‘Gone Girl’ tells the story of Amy Dunne (Rosamund Pike) who mysteriously disappears from the house she shares with her husband Nick (Ben Affleck) in North Carthage, Missouri on their fifth wedding anniversary. However, Nick expresses rather less concern for his missing wife than one might expect. As evidence of underlying resentment and other difficulties in their marriage begin to emerge, he quickly becomes the prime suspect. But what exactly happened to Amy?
I read the novel about a year ago shortly after it had been announced that Affleck and Pike had been cast as Nick and Amy. They are both stunning as the lead roles with Affleck capturing the right amount of arrogance as Nick, while Pike effortlessly switches between the innocently demure and icily calculated sides of Amy. The supporting cast are excellent too, particularly Carrie Coon as Nick’s twin sister Margo.
The ambient soundtrack by Trent Reznor and Atticus Ross captures the suburban noir atmosphere perfectly. The shifting perspectives are balanced well with Amy’s version of their relationship told through flashbacks based on her diary entries while Nick explains his side of the story to the detectives investigating her disappearance. As regular readers of my blog will know, I enjoy stories with unreliable and/or unlikeable narrators. ‘Gone Girl’ has not one but two of these and it is the complex psychological portraits of these characters which forms the heart of the story. As Nick says just before the “final act”: “They disliked me, then they liked me. They hated me, now they love me”. While most may not necessarily follow this exact pattern of emotions towards Nick, the characters are certainly conflicting and both the book and the film cleverly manipulate the reader or viewer as the intricacies of Nick and Amy’s marriage are slowly revealed and dissected.
Much has been made of the decision to change the ending of the story, particularly as Flynn has written both the novel and the screenplay. I had been expecting something more explosive than the original ending (not necessarily literally, but you never know). However, the main structure remains the same along with the ominous and ironic message that Nick and Amy ultimately deserve each other. The elements of the story which are left out are relatively non-essential ones and in many ways, the film benefits from cutting out some of the padding of the 460+ page novel. Most importantly, at just under two and a half hours long, it never drags despite not being a particularly fast-paced thriller. As Flynn said in an interview with The Guardian this week, “I’ve seen movies that are slavishly devoted to books but don’t work, because they haven’t turned it into a movie; they’ve turned it into a dramatisation of the different scenes.” ‘Gone Girl’ avoids this trap and joins a relatively small collection of highly successful book-to-film adaptations which don’t necessarily stick rigidly to the story but manage to both capture the atmosphere of the book while also making interesting and unexpected interpretations of the original material which work well on screen. Lynne Ramsay’s adaptation of ‘We Need to Talk About Kevin’ by Lionel Shriver is one example which springs to mind here and I think ‘Gone Girl’ achieves this too.

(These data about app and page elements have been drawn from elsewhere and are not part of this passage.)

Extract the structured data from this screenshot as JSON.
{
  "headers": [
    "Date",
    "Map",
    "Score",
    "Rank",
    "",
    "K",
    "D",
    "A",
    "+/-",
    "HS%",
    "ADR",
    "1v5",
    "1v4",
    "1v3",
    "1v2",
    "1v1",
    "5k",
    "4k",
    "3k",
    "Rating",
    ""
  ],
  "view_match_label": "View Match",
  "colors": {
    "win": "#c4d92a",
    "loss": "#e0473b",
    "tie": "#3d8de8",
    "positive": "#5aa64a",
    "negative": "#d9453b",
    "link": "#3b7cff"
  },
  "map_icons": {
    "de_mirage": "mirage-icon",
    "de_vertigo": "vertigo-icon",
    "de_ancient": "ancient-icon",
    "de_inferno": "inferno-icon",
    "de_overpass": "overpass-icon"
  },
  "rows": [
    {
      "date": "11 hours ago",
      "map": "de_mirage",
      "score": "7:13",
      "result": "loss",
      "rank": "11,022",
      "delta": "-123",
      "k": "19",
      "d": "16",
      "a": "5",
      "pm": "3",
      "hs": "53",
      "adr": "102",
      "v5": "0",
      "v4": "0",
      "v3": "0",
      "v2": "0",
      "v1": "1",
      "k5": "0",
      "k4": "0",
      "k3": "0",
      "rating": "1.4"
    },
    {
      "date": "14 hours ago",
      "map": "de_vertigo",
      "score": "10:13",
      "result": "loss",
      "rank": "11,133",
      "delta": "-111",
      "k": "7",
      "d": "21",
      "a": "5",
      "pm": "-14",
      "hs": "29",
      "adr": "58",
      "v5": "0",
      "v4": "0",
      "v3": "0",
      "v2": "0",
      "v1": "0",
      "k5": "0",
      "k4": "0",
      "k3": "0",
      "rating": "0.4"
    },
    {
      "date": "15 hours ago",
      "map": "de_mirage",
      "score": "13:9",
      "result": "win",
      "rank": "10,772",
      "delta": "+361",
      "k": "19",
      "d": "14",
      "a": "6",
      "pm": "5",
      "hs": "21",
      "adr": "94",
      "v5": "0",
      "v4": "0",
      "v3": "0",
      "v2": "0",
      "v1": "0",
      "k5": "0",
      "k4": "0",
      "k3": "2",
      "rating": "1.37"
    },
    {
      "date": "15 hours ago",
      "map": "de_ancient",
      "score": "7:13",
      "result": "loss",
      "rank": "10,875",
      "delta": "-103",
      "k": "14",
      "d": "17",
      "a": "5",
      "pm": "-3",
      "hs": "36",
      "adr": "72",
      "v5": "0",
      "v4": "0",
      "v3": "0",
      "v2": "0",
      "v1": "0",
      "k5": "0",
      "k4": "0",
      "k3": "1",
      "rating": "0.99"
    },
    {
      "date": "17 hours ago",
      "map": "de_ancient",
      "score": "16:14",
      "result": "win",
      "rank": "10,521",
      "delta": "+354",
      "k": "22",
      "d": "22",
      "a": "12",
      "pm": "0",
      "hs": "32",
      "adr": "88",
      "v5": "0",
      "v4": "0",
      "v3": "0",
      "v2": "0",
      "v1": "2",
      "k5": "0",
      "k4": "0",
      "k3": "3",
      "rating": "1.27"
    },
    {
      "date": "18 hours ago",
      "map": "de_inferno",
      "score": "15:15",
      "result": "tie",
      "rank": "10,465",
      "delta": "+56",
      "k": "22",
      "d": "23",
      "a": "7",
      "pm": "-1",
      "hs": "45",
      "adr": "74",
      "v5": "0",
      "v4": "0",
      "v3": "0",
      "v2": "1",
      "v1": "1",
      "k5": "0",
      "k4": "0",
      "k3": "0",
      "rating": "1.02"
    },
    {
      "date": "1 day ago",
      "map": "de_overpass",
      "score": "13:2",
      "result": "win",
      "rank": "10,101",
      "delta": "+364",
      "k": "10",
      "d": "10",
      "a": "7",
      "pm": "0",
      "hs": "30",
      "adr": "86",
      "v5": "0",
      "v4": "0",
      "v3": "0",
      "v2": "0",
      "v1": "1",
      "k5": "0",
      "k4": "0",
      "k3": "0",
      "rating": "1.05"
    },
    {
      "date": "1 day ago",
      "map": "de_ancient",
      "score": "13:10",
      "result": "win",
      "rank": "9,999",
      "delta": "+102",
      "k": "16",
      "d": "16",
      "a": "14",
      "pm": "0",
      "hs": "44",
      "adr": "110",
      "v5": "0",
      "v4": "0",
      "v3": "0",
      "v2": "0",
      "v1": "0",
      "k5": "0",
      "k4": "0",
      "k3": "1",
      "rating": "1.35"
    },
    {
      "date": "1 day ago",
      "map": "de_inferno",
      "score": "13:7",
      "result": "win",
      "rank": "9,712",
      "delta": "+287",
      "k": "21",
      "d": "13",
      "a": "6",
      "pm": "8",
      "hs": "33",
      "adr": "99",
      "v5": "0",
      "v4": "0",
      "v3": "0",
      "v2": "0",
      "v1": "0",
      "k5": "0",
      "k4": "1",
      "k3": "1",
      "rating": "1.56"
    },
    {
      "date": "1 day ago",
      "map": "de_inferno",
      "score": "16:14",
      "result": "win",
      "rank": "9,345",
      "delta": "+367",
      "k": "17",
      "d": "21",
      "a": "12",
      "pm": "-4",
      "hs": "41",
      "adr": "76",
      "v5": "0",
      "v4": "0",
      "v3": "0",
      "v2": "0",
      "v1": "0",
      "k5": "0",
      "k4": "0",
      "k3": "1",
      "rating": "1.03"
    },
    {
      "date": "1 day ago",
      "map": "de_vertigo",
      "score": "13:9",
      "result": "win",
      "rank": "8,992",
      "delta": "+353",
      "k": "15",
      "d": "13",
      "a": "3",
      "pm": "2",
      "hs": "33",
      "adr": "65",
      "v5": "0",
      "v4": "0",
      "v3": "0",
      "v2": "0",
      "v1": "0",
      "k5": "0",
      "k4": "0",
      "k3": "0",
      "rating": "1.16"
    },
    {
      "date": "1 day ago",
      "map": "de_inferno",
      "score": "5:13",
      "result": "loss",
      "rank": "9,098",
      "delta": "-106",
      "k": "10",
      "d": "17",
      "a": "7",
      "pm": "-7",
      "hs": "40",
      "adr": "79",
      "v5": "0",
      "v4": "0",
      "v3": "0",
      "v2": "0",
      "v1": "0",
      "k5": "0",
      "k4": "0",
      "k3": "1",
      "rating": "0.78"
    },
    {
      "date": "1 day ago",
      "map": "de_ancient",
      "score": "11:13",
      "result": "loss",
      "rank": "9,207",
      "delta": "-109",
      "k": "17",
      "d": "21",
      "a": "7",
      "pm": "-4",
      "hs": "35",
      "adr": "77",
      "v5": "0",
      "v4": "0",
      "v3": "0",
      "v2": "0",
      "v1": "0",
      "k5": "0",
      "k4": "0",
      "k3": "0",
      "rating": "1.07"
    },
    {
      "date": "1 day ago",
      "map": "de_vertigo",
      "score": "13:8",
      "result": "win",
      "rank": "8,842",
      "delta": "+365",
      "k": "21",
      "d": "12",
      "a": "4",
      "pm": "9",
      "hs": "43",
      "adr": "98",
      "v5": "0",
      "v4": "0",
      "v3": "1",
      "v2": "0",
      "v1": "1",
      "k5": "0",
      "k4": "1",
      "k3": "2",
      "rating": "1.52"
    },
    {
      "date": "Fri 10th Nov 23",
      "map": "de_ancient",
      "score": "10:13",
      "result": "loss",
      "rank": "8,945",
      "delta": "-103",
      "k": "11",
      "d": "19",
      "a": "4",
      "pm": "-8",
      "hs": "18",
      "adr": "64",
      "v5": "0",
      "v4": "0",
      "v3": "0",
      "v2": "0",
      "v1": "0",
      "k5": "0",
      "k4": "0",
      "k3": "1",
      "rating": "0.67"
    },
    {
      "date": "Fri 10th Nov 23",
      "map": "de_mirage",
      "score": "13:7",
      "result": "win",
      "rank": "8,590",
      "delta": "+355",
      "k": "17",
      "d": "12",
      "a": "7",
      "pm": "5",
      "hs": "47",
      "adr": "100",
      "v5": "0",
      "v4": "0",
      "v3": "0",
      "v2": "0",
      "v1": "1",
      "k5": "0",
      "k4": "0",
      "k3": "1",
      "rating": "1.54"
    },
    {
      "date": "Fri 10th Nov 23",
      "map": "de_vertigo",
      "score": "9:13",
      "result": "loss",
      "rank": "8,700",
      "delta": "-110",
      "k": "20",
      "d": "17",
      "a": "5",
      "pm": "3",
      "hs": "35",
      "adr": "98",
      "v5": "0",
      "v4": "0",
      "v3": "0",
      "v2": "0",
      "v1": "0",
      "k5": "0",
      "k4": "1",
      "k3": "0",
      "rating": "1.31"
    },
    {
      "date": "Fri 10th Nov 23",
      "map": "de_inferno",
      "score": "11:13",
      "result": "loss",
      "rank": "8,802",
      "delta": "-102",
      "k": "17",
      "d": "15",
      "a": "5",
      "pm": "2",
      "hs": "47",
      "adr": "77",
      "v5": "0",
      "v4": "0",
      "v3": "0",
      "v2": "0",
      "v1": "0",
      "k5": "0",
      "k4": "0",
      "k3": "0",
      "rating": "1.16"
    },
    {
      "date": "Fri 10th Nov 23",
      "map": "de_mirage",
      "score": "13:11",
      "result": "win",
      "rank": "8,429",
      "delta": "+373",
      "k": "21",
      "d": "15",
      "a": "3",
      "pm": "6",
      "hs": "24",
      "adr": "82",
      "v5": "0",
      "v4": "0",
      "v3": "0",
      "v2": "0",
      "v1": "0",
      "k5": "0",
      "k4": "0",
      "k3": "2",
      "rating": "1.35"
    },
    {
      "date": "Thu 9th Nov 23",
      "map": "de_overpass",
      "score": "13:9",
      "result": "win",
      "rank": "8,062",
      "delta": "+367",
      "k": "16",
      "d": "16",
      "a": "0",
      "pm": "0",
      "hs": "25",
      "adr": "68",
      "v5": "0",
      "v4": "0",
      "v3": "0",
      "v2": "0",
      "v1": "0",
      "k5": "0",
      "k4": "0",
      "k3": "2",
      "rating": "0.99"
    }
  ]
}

Stylish with substance, the film adaptation of ‘Gone Girl’ is as sharp and unsettling as the novel with excellent performances all round. A must-see for fans of the book.